**** THE INPUT

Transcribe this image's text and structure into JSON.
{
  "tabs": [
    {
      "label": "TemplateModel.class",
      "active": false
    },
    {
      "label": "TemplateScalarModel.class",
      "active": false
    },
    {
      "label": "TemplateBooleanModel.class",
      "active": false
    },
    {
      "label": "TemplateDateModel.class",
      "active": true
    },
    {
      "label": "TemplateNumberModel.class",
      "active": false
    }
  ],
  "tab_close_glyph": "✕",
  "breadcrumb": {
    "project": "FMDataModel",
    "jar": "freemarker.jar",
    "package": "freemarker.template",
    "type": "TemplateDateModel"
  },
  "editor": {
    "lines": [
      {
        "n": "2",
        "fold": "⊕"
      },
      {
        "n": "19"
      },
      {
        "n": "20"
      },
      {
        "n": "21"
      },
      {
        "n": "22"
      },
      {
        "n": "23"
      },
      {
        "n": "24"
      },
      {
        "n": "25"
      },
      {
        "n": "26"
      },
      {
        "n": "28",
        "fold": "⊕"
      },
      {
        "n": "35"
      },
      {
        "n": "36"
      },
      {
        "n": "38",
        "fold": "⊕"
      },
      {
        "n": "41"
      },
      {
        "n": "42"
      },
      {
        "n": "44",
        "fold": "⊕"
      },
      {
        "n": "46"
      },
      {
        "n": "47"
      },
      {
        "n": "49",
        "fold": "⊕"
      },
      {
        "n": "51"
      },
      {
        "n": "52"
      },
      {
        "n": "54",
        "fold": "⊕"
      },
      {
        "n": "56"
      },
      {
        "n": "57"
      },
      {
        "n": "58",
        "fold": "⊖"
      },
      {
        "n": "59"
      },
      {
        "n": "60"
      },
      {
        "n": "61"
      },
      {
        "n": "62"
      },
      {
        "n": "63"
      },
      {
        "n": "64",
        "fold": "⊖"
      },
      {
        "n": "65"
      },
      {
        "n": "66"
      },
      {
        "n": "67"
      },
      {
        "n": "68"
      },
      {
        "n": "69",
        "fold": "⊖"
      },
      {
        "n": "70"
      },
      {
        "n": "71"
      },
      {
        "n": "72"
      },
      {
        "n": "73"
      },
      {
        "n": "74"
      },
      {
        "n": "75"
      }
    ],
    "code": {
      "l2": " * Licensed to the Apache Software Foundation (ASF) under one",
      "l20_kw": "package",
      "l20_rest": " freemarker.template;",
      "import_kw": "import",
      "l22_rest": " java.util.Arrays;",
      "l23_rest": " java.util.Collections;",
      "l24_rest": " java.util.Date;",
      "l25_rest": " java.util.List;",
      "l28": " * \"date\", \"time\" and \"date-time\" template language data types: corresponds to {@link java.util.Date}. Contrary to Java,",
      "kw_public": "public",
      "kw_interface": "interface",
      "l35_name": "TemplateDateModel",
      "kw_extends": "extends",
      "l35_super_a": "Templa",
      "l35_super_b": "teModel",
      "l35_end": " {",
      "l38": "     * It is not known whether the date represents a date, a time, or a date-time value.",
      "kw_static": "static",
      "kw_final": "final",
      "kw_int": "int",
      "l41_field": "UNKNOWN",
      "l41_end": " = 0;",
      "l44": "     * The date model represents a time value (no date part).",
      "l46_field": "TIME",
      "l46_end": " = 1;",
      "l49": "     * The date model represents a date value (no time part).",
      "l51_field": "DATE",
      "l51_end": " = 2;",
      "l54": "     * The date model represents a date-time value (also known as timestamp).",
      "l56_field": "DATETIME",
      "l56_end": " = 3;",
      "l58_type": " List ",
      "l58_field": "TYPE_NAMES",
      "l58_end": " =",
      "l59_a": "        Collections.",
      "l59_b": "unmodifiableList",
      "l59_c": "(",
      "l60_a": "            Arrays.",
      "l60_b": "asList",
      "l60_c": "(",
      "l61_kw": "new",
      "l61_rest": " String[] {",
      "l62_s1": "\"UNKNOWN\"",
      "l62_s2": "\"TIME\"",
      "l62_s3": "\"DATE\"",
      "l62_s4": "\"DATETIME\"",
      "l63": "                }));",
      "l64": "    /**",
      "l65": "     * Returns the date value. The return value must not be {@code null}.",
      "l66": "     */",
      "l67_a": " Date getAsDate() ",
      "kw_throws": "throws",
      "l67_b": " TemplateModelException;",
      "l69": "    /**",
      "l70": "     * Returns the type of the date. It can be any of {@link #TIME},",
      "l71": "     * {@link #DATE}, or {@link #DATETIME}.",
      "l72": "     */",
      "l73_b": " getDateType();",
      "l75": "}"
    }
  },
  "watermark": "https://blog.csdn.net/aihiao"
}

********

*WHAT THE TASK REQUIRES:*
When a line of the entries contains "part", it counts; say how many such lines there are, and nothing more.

*SOLUTION:*
2